Analysis of the Occupational Safety and Health Administration's (OSHA) publicly available inspection and citation data, which dates back to the 1970s, can help employers forecast and spot enforcement trends and changes, identify new and emerging issues, and correlate information to make unique connections that may not be readily apparent. To assist employers, Ogletree Deakins has developed the OSHA Tracker, a purpose-built resource designed to provide clients and consumers with easy-to-use search tools and filters to convert OSHA data into more digestible and useful information. Features of the OSHA Tracker include the following:

  • Individual state OSHA data
  • OSHA regional data
  • Filters for dates and years for searching specific time periods
  • Industry filters
  • Penalty statistics
  • A "search by state" feature optimized to allow users to view data for a specific state, including the state's leading cities by violation, average initial penalty, average current penalty, and percentage of inspections leading to violations

Ogletree Deakins' Practice Intelligence and Analytics team has synthesized OSHA's publicly available information and records and joined forces with the firm's workplace safety and health attorneys to analyze and parse the data to create an interactive and thought-provoking user experience. For example, if users select "Texas" to examine Texas's OSHA data for 2020 and 2021, they will see the top cities in the state ranked by the number of cited OSHA violations, the total number of cited OSHA violations for the two years, the average initial penalty, the average current penalty, and the percentage of inspections that led to the issuance of a citation.
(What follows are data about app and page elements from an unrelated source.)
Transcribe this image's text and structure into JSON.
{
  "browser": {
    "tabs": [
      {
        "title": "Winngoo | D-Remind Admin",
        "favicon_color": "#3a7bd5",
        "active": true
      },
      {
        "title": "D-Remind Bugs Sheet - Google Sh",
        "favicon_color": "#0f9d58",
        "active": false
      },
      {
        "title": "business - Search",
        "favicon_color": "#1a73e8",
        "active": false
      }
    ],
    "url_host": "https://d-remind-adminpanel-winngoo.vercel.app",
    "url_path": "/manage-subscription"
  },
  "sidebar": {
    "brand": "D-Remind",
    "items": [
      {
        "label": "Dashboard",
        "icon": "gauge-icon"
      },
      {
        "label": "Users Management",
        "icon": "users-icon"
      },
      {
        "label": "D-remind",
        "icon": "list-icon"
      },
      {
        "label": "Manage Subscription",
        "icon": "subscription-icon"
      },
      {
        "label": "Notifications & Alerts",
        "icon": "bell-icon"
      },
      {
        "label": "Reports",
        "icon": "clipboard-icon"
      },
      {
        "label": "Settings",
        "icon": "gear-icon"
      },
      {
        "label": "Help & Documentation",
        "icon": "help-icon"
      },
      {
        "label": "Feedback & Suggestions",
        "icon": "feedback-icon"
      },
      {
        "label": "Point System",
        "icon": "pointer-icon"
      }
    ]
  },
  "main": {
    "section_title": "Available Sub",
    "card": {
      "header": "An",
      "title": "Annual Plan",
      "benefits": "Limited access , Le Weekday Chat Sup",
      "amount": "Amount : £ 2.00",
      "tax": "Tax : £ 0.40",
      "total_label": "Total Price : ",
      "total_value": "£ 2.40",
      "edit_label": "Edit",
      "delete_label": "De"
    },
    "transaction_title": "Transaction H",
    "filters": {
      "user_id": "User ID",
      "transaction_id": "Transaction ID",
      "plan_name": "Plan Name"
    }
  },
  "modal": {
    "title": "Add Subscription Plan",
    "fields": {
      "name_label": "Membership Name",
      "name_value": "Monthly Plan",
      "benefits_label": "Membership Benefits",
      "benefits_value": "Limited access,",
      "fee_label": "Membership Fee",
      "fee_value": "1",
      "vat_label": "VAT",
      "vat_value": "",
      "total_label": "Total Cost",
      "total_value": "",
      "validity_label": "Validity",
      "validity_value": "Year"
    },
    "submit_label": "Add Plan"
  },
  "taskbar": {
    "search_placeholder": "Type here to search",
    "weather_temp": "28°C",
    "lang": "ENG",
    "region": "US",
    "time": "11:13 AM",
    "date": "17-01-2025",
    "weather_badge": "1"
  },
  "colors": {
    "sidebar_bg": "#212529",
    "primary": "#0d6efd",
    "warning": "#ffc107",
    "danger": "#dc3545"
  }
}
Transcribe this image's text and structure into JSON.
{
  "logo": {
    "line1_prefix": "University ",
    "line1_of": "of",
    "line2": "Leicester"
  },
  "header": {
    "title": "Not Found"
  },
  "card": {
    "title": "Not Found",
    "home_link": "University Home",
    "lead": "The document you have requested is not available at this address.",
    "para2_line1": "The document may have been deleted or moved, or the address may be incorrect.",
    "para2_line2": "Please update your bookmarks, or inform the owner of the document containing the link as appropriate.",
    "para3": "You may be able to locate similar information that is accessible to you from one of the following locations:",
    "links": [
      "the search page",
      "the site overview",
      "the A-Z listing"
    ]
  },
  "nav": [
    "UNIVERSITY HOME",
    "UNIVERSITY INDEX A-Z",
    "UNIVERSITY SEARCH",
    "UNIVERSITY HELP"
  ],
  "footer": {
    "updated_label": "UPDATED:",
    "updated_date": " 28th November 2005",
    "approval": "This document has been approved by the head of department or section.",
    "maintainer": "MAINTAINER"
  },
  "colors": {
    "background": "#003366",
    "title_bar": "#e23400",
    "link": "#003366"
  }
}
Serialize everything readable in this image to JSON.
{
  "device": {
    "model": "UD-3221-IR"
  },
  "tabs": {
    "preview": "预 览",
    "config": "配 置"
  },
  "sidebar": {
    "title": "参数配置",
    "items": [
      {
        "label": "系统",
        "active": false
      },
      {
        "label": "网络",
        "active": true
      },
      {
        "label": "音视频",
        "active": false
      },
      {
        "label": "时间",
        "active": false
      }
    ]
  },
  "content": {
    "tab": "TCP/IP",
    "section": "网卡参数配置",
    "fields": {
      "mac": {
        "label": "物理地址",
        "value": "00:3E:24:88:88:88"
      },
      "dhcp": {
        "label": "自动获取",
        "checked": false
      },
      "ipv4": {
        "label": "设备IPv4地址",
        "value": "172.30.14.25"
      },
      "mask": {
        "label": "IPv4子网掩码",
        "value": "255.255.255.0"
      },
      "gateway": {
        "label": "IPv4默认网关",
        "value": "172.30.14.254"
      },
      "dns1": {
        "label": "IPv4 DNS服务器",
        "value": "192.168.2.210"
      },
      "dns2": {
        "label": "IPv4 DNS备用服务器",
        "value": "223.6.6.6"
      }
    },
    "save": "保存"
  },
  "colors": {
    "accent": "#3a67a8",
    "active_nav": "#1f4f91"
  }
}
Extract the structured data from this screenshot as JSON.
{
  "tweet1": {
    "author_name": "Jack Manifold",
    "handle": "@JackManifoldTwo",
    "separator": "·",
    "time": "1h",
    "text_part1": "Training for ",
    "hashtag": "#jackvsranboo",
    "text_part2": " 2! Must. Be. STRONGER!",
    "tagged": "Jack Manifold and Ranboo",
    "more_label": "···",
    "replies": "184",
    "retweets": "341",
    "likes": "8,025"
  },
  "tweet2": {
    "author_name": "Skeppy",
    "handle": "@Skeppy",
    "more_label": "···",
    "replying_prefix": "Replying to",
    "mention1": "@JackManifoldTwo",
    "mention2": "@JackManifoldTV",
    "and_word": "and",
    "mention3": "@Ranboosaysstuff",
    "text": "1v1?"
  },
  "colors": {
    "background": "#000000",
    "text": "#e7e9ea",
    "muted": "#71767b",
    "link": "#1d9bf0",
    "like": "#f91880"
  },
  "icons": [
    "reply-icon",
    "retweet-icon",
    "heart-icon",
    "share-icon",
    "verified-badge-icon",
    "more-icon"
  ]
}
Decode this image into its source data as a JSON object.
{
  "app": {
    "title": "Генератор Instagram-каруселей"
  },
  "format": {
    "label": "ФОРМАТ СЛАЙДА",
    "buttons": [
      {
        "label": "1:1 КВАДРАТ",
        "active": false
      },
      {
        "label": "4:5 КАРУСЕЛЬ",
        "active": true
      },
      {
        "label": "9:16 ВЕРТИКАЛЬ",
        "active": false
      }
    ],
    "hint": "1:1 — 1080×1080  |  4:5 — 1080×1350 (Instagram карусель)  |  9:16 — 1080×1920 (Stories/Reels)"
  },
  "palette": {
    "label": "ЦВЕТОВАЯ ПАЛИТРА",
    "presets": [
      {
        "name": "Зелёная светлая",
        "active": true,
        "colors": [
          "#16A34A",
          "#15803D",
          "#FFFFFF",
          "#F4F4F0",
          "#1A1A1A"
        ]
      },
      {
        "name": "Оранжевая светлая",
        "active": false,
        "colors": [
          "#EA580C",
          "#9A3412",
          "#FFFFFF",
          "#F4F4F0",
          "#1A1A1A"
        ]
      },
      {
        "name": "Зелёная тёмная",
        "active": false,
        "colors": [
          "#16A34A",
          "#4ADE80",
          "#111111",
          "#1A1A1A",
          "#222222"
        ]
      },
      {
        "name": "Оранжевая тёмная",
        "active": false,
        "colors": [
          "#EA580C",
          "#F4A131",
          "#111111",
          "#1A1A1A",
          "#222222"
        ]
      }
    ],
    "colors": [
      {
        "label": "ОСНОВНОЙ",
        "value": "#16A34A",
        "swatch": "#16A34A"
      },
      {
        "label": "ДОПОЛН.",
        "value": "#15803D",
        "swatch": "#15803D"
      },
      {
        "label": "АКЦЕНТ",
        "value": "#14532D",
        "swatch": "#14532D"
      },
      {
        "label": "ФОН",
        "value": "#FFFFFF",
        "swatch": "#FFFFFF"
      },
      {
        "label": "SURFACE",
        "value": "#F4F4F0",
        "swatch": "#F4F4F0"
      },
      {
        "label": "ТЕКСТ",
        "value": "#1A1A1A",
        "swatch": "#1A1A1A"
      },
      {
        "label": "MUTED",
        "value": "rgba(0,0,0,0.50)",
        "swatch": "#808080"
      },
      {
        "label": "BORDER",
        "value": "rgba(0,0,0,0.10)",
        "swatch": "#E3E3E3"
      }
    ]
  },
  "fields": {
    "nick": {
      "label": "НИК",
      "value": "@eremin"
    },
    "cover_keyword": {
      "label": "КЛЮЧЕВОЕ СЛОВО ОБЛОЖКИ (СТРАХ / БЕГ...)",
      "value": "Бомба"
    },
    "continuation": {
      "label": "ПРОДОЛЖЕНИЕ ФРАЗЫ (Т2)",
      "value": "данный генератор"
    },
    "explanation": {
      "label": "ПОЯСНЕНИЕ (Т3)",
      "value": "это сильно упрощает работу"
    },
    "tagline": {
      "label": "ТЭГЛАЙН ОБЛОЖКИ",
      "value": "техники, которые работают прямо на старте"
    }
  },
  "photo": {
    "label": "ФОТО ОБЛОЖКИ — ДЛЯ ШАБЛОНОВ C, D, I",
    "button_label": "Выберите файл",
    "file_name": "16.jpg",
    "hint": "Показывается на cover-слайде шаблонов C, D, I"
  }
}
The data for California—a state with a reputation for being aggressive when it comes to enforcement of occupational safety and health standards—reveals only 112 inspections per 100,000 employees during 2020 and 2021. Washington State, by contrast, leads the nation with an average of 1,490 inspections per 100,000 employees in the same timeframe. Oregon was second with 1,186 inspections per 100,000 employees, followed by Michigan with 513 inspections per 100,000 employees. In 2022, California has led the nation in total number of OSHA inspections, but Washington and Texas are close behind.

The publicly available figures reveal that Delaware tops the nation in average current penalty per citation. In California, the leading city by average penalty ($30,134 per citation) is San Quentin, a small town located in Marin County. (This statistical anomaly indicates that citations related to violations of California's COVID-19 Prevention Emergency Temporary Standards at the large state prison located in the community are likely driving the high penalty value for the city of San Quentin.)

National or multistate employers may choose to view data by OSHA region and compare the data across regions. Other employers may find value in filtering the data to discover the top citations for their industries and using the information for risk management and safety planning.